There were two loop prominences, one quite dim. My estimate is the smaller extends out about 19,000 miles the other closer to 40,000 miles. Several Earths would fit in the first and many Earths in the second. This is at about 300 times magnification with a Sony handicam through a 500 mm lens with a 40 mm eyepiece. It was taken at 2:31:53 and :33 local time (18:31:53 - :33 UT). My camera timer was set at Pacific Standard Time (home) and the seconds were 11 seconds slow.
My camera telephoto lens was able to capture close up images of the corona and several fiery red loop prominences of the chromosphere. One loop, I estimate, extend more than 19,000 miles from the surface of the sun the other fainter loop was out close to 40,000 miles. The second video camera captured the corona out about 2 radii of the sun and clearly show Jupiter and Mars.
Our 30 friends and the 200 or 300 others that were at our site spontaneously
cheered as the sun was occluded and the corona emerged from glare of the
diamond ring. Every person was awed by the beauty and the primeval emotional,
almost religious, feelings that are experienced as the sun disappears.
To the person, it was a wonderful event.
This was with the Cannon 8 mm video camera at about 10 time magnification.
After the eclipse several folks came and asked for my autograph. Someone had told them I was an astronaut. I explained that to get someone of my body mass off the launch pad would take several extra rocket boosters. No, I am a dentist and amateur astronomer who is enthralled by eclipses and enjoys helping others to have the same experience.
I have reviewed the videos and included several of the images we recorded.Ý I do not have the verbal skills to adequately describe the pearly gray shimmer of the delicate streamers of the corona, the purple gray of the sky or the strange sensation one feels as the sun is extinguished. However, looking at a picture of an eclipse vs. being there is like looking at dirt that was used to grow wheat vs. enjoying a warm croissant, fresh from the oven, that was made from the wheat while sitting in a sidewalk cafe on the Seine River in Paris on a warm Spring afternoon with the one you love.

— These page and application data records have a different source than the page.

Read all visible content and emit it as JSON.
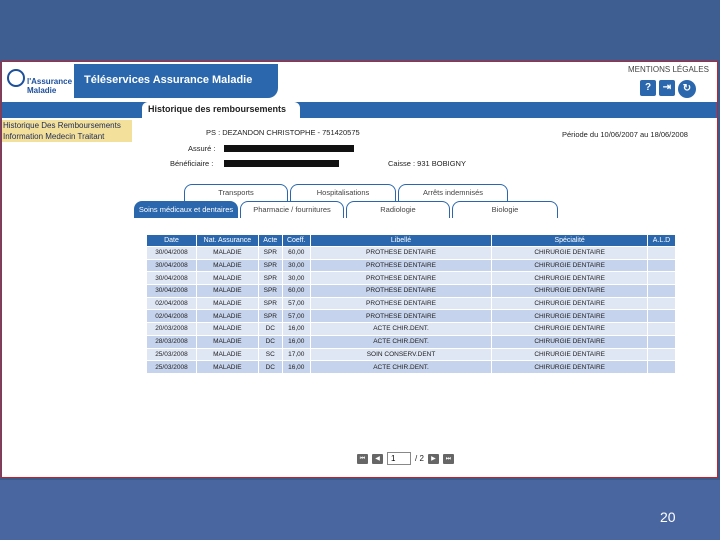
{
  "app": {
    "logo_line1": "l'Assurance",
    "logo_line2": "Maladie",
    "title": "Téléservices Assurance Maladie",
    "mentions": "MENTIONS LÉGALES",
    "icons": [
      "help-icon",
      "exit-icon",
      "refresh-icon"
    ],
    "icon_glyphs": [
      "?",
      "⇥",
      "↻"
    ]
  },
  "section": {
    "title": "Historique des remboursements"
  },
  "sidebar": {
    "items": [
      {
        "label": "Historique Des Remboursements"
      },
      {
        "label": "Information Medecin Traitant"
      }
    ]
  },
  "info": {
    "ps": "PS : DEZANDON CHRISTOPHE - 751420575",
    "periode": "Période du 10/06/2007 au 18/06/2008",
    "assure": "Assuré :",
    "beneficiaire": "Bénéficiaire :",
    "caisse": "Caisse : 931 BOBIGNY"
  },
  "tabs_row1": [
    "Transports",
    "Hospitalisations",
    "Arrêts indemnisés"
  ],
  "tabs_row2": [
    "Soins médicaux et dentaires",
    "Pharmacie / fournitures",
    "Radiologie",
    "Biologie"
  ],
  "table": {
    "headers": [
      "Date",
      "Nat. Assurance",
      "Acte",
      "Coeff.",
      "Libellé",
      "Spécialité",
      "A.L.D"
    ],
    "rows": [
      [
        "30/04/2008",
        "MALADIE",
        "SPR",
        "60,00",
        "PROTHESE DENTAIRE",
        "CHIRURGIE DENTAIRE",
        ""
      ],
      [
        "30/04/2008",
        "MALADIE",
        "SPR",
        "30,00",
        "PROTHESE DENTAIRE",
        "CHIRURGIE DENTAIRE",
        ""
      ],
      [
        "30/04/2008",
        "MALADIE",
        "SPR",
        "30,00",
        "PROTHESE DENTAIRE",
        "CHIRURGIE DENTAIRE",
        ""
      ],
      [
        "30/04/2008",
        "MALADIE",
        "SPR",
        "60,00",
        "PROTHESE DENTAIRE",
        "CHIRURGIE DENTAIRE",
        ""
      ],
      [
        "02/04/2008",
        "MALADIE",
        "SPR",
        "57,00",
        "PROTHESE DENTAIRE",
        "CHIRURGIE DENTAIRE",
        ""
      ],
      [
        "02/04/2008",
        "MALADIE",
        "SPR",
        "57,00",
        "PROTHESE DENTAIRE",
        "CHIRURGIE DENTAIRE",
        ""
      ],
      [
        "20/03/2008",
        "MALADIE",
        "DC",
        "16,00",
        "ACTE CHIR.DENT.",
        "CHIRURGIE DENTAIRE",
        ""
      ],
      [
        "28/03/2008",
        "MALADIE",
        "DC",
        "16,00",
        "ACTE CHIR.DENT.",
        "CHIRURGIE DENTAIRE",
        ""
      ],
      [
        "25/03/2008",
        "MALADIE",
        "SC",
        "17,00",
        "SOIN CONSERV.DENT",
        "CHIRURGIE DENTAIRE",
        ""
      ],
      [
        "25/03/2008",
        "MALADIE",
        "DC",
        "16,00",
        "ACTE CHIR.DENT.",
        "CHIRURGIE DENTAIRE",
        ""
      ]
    ]
  },
  "pager": {
    "current": "1",
    "total": "/ 2",
    "buttons": [
      "⏮",
      "◀",
      "▶",
      "⏭"
    ]
  },
  "slide": {
    "number": "20"
  },
  "colors": {
    "brand": "#2a67ad",
    "sidebar": "#f3e09a",
    "frame_border": "#c8202a",
    "slide_bg": "#3b5a8c"
  }
}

There really is no comparison.
This is again with the Canon and shows more detail of the corona. Go to a description of the telephoto lens, video camera and mount I used for the close ups.